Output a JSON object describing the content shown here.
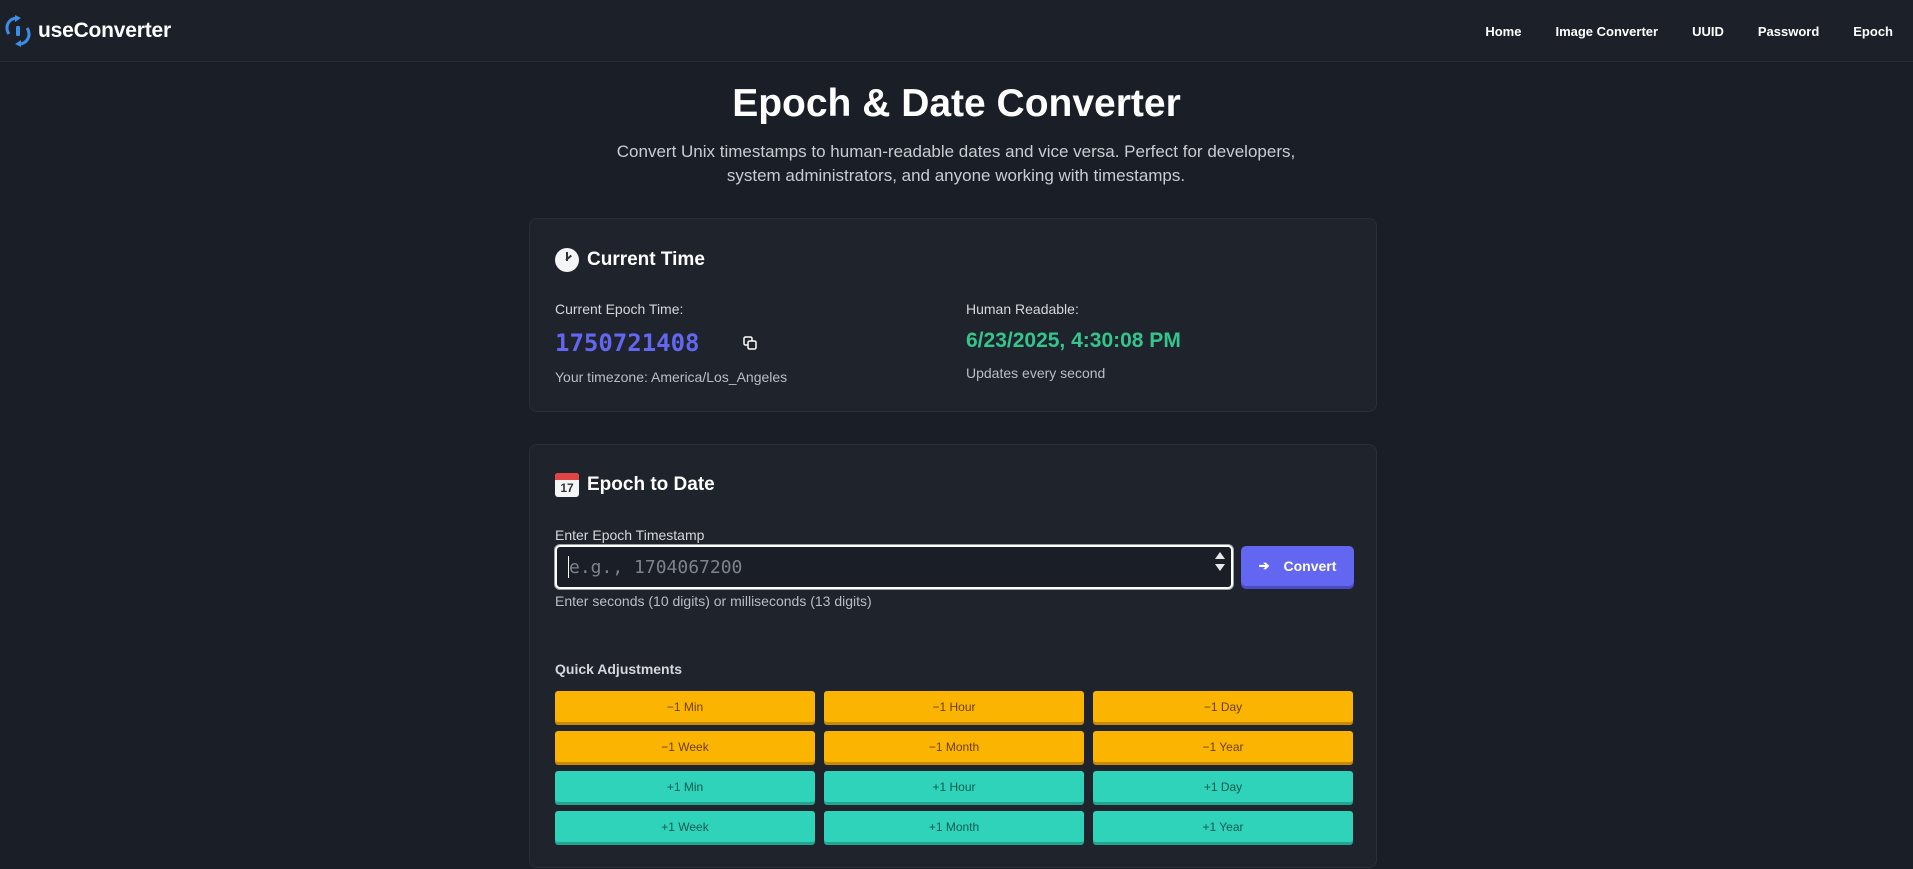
{
  "header": {
    "brand": "useConverter",
    "nav": [
      "Home",
      "Image Converter",
      "UUID",
      "Password",
      "Epoch"
    ]
  },
  "hero": {
    "title": "Epoch & Date Converter",
    "subtitle": "Convert Unix timestamps to human-readable dates and vice versa. Perfect for developers, system administrators, and anyone working with timestamps."
  },
  "current_time": {
    "title": "Current Time",
    "epoch_label": "Current Epoch Time:",
    "epoch_value": "1750721408",
    "timezone": "Your timezone: America/Los_Angeles",
    "human_label": "Human Readable:",
    "human_value": "6/23/2025, 4:30:08 PM",
    "update_note": "Updates every second"
  },
  "epoch_to_date": {
    "title": "Epoch to Date",
    "input_label": "Enter Epoch Timestamp",
    "input_placeholder": "e.g., 1704067200",
    "input_value": "",
    "convert_label": "Convert",
    "hint": "Enter seconds (10 digits) or milliseconds (13 digits)",
    "quick_label": "Quick Adjustments",
    "adjustments": [
      "−1 Min",
      "−1 Hour",
      "−1 Day",
      "−1 Week",
      "−1 Month",
      "−1 Year",
      "+1 Min",
      "+1 Hour",
      "+1 Day",
      "+1 Week",
      "+1 Month",
      "+1 Year"
    ]
  },
  "colors": {
    "accent": "#6366f1",
    "success": "#34c58d",
    "minus": "#fbb500",
    "plus": "#2ed3ba"
  }
}
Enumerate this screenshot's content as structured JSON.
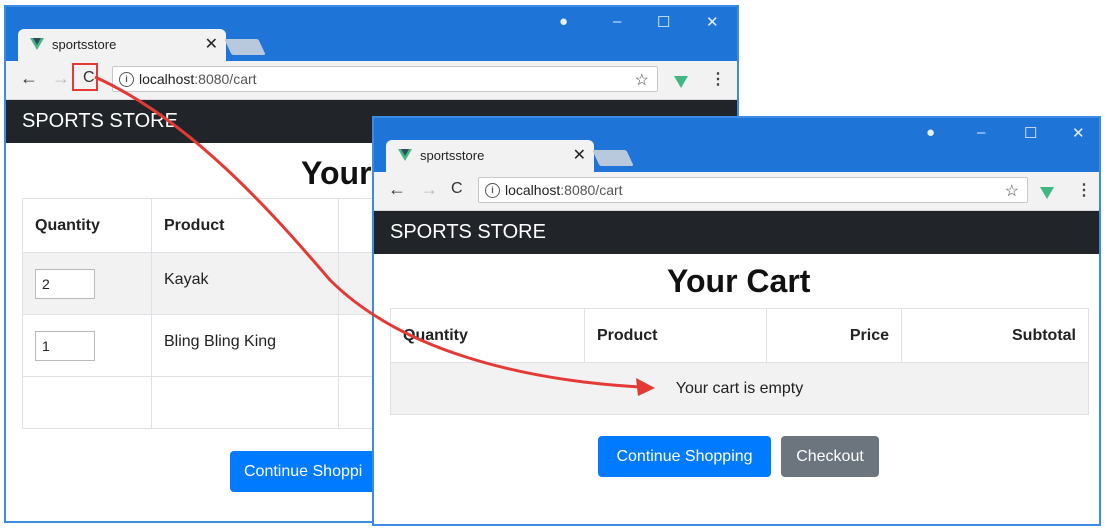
{
  "tab_title": "sportsstore",
  "url_host": "localhost",
  "url_path": ":8080/cart",
  "brand": "SPORTS STORE",
  "heading": "Your Cart",
  "heading_partial": "Your",
  "columns": {
    "quantity": "Quantity",
    "product": "Product",
    "price": "Price",
    "subtotal": "Subtotal"
  },
  "before_items": [
    {
      "quantity": "2",
      "product": "Kayak"
    },
    {
      "quantity": "1",
      "product": "Bling Bling King"
    }
  ],
  "empty_message": "Your cart is empty",
  "continue_label": "Continue Shopping",
  "continue_label_partial": "Continue Shoppi",
  "checkout_label": "Checkout",
  "icons": {
    "back": "←",
    "forward": "→",
    "reload": "C",
    "info": "i",
    "star": "☆",
    "menu": "⋮",
    "close": "✕",
    "minimize": "–",
    "maximize": "☐",
    "profile": "●"
  },
  "colors": {
    "titlebar": "#1f74d8",
    "navbar": "#212529",
    "primary": "#007bff",
    "secondary": "#6c757d",
    "arrow": "#e53935"
  }
}
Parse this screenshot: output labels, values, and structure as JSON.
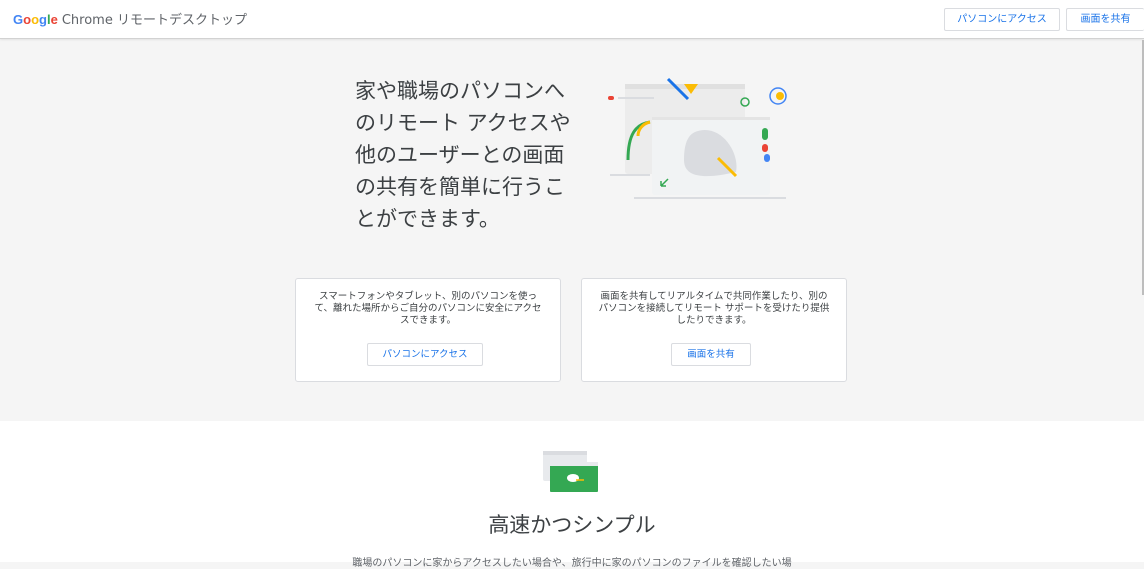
{
  "header": {
    "brand": {
      "letters": [
        "G",
        "o",
        "o",
        "g",
        "l",
        "e"
      ],
      "product": "Chrome リモートデスクトップ"
    },
    "access_button": "パソコンにアクセス",
    "share_button": "画面を共有"
  },
  "hero": {
    "title_lines": [
      "家や職場のパソコンへ",
      "のリモート アクセスや",
      "他のユーザーとの画面",
      "の共有を簡単に行うこ",
      "とができます。"
    ]
  },
  "cards": [
    {
      "description": "スマートフォンやタブレット、別のパソコンを使って、離れた場所からご自分のパソコンに安全にアクセスできます。",
      "button": "パソコンにアクセス"
    },
    {
      "description": "画面を共有してリアルタイムで共同作業したり、別のパソコンを接続してリモート サポートを受けたり提供したりできます。",
      "button": "画面を共有"
    }
  ],
  "section2": {
    "title": "高速かつシンプル",
    "description": "職場のパソコンに家からアクセスしたい場合や、旅行中に家のパソコンのファイルを確認したい場"
  },
  "colors": {
    "google_blue": "#4285f4",
    "google_red": "#ea4335",
    "google_yellow": "#fbbc05",
    "google_green": "#34a853",
    "link_blue": "#1a73e8"
  }
}
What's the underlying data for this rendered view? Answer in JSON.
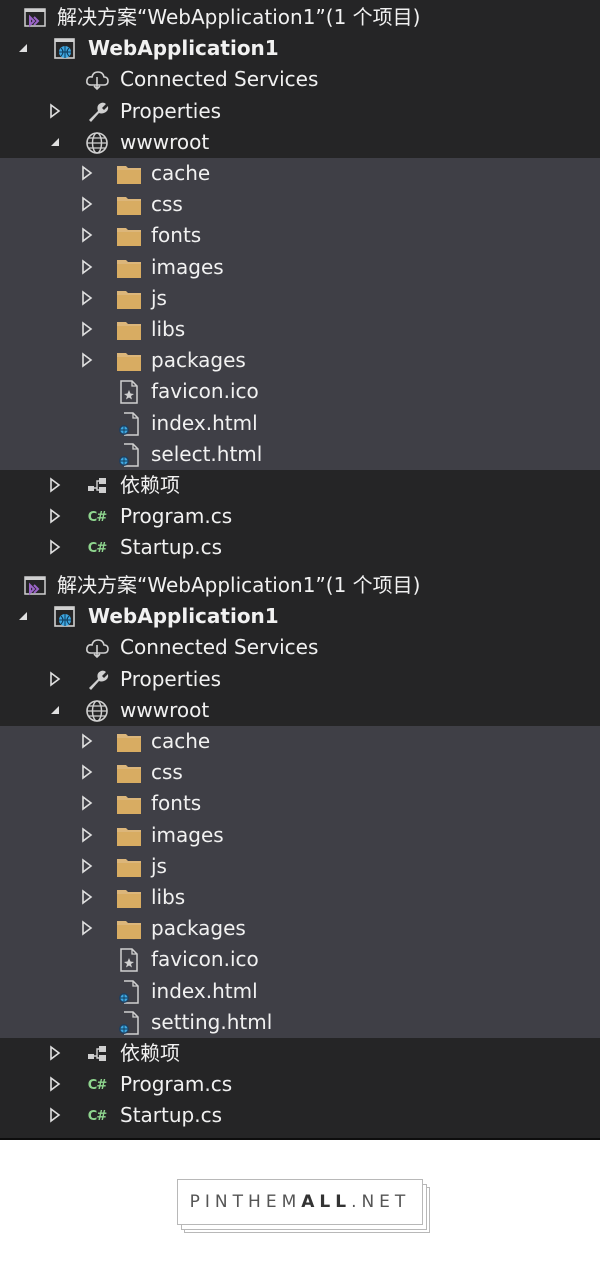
{
  "colors": {
    "panel_bg": "#252526",
    "highlight_bg": "#3f3f46",
    "text": "#f1f1f1",
    "folder": "#dcb67a",
    "csharp": "#8fd68f",
    "vs_purple": "#9b65c8",
    "globe_blue": "#3fa7e0"
  },
  "trees": [
    {
      "solution_label": "解决方案“WebApplication1”(1 个项目)",
      "project_label": "WebApplication1",
      "connected_services_label": "Connected Services",
      "properties_label": "Properties",
      "wwwroot_label": "wwwroot",
      "folders": [
        "cache",
        "css",
        "fonts",
        "images",
        "js",
        "libs",
        "packages"
      ],
      "files": [
        "favicon.ico",
        "index.html",
        "select.html"
      ],
      "dependencies_label": "依赖项",
      "program_label": "Program.cs",
      "startup_label": "Startup.cs"
    },
    {
      "solution_label": "解决方案“WebApplication1”(1 个项目)",
      "project_label": "WebApplication1",
      "connected_services_label": "Connected Services",
      "properties_label": "Properties",
      "wwwroot_label": "wwwroot",
      "folders": [
        "cache",
        "css",
        "fonts",
        "images",
        "js",
        "libs",
        "packages"
      ],
      "files": [
        "favicon.ico",
        "index.html",
        "setting.html"
      ],
      "dependencies_label": "依赖项",
      "program_label": "Program.cs",
      "startup_label": "Startup.cs"
    }
  ],
  "footer": {
    "logo_part1": "PIN",
    "logo_part2": "THEM",
    "logo_part3": "ALL",
    "logo_part4": ".NET"
  }
}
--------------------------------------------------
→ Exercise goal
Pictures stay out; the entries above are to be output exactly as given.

→ Answer section
Output a JSON object describing the content shown here.
{
  "header": {
    "brand": "useConverter",
    "nav": [
      "Home",
      "Image Converter",
      "UUID",
      "Password",
      "Epoch"
    ]
  },
  "hero": {
    "title": "Epoch & Date Converter",
    "subtitle": "Convert Unix timestamps to human-readable dates and vice versa. Perfect for developers, system administrators, and anyone working with timestamps."
  },
  "current_time": {
    "title": "Current Time",
    "epoch_label": "Current Epoch Time:",
    "epoch_value": "1750721408",
    "timezone": "Your timezone: America/Los_Angeles",
    "human_label": "Human Readable:",
    "human_value": "6/23/2025, 4:30:08 PM",
    "update_note": "Updates every second"
  },
  "epoch_to_date": {
    "title": "Epoch to Date",
    "input_label": "Enter Epoch Timestamp",
    "input_placeholder": "e.g., 1704067200",
    "input_value": "",
    "convert_label": "Convert",
    "hint": "Enter seconds (10 digits) or milliseconds (13 digits)",
    "quick_label": "Quick Adjustments",
    "adjustments": [
      "−1 Min",
      "−1 Hour",
      "−1 Day",
      "−1 Week",
      "−1 Month",
      "−1 Year",
      "+1 Min",
      "+1 Hour",
      "+1 Day",
      "+1 Week",
      "+1 Month",
      "+1 Year"
    ]
  },
  "colors": {
    "accent": "#6366f1",
    "success": "#34c58d",
    "minus": "#fbb500",
    "plus": "#2ed3ba"
  }
}
Enumerate this screenshot's content as structured JSON.
{
  "tab_title": "sportsstore",
  "url_host": "localhost",
  "url_path": ":8080/cart",
  "brand": "SPORTS STORE",
  "heading": "Your Cart",
  "heading_partial": "Your",
  "columns": {
    "quantity": "Quantity",
    "product": "Product",
    "price": "Price",
    "subtotal": "Subtotal"
  },
  "before_items": [
    {
      "quantity": "2",
      "product": "Kayak"
    },
    {
      "quantity": "1",
      "product": "Bling Bling King"
    }
  ],
  "empty_message": "Your cart is empty",
  "continue_label": "Continue Shopping",
  "continue_label_partial": "Continue Shoppi",
  "checkout_label": "Checkout",
  "icons": {
    "back": "←",
    "forward": "→",
    "reload": "C",
    "info": "i",
    "star": "☆",
    "menu": "⋮",
    "close": "✕",
    "minimize": "–",
    "maximize": "☐",
    "profile": "●"
  },
  "colors": {
    "titlebar": "#1f74d8",
    "navbar": "#212529",
    "primary": "#007bff",
    "secondary": "#6c757d",
    "arrow": "#e53935"
  }
}
Parse this screenshot: output labels, values, and structure as JSON.
{
  "header": {
    "brand": {
      "letters": [
        "G",
        "o",
        "o",
        "g",
        "l",
        "e"
      ],
      "product": "Chrome リモートデスクトップ"
    },
    "access_button": "パソコンにアクセス",
    "share_button": "画面を共有"
  },
  "hero": {
    "title_lines": [
      "家や職場のパソコンへ",
      "のリモート アクセスや",
      "他のユーザーとの画面",
      "の共有を簡単に行うこ",
      "とができます。"
    ]
  },
  "cards": [
    {
      "description": "スマートフォンやタブレット、別のパソコンを使って、離れた場所からご自分のパソコンに安全にアクセスできます。",
      "button": "パソコンにアクセス"
    },
    {
      "description": "画面を共有してリアルタイムで共同作業したり、別のパソコンを接続してリモート サポートを受けたり提供したりできます。",
      "button": "画面を共有"
    }
  ],
  "section2": {
    "title": "高速かつシンプル",
    "description": "職場のパソコンに家からアクセスしたい場合や、旅行中に家のパソコンのファイルを確認したい場"
  },
  "colors": {
    "google_blue": "#4285f4",
    "google_red": "#ea4335",
    "google_yellow": "#fbbc05",
    "google_green": "#34a853",
    "link_blue": "#1a73e8"
  }
}
What's the underlying data for this rendered view? Answer in JSON.
{
  "colors": {
    "panel_bg": "#252526",
    "highlight_bg": "#3f3f46",
    "text": "#f1f1f1",
    "folder": "#dcb67a",
    "csharp": "#8fd68f",
    "vs_purple": "#9b65c8",
    "globe_blue": "#3fa7e0"
  },
  "trees": [
    {
      "solution_label": "解决方案“WebApplication1”(1 个项目)",
      "project_label": "WebApplication1",
      "connected_services_label": "Connected Services",
      "properties_label": "Properties",
      "wwwroot_label": "wwwroot",
      "folders": [
        "cache",
        "css",
        "fonts",
        "images",
        "js",
        "libs",
        "packages"
      ],
      "files": [
        "favicon.ico",
        "index.html",
        "select.html"
      ],
      "dependencies_label": "依赖项",
      "program_label": "Program.cs",
      "startup_label": "Startup.cs"
    },
    {
      "solution_label": "解决方案“WebApplication1”(1 个项目)",
      "project_label": "WebApplication1",
      "connected_services_label": "Connected Services",
      "properties_label": "Properties",
      "wwwroot_label": "wwwroot",
      "folders": [
        "cache",
        "css",
        "fonts",
        "images",
        "js",
        "libs",
        "packages"
      ],
      "files": [
        "favicon.ico",
        "index.html",
        "setting.html"
      ],
      "dependencies_label": "依赖项",
      "program_label": "Program.cs",
      "startup_label": "Startup.cs"
    }
  ],
  "footer": {
    "logo_part1": "PIN",
    "logo_part2": "THEM",
    "logo_part3": "ALL",
    "logo_part4": ".NET"
  }
}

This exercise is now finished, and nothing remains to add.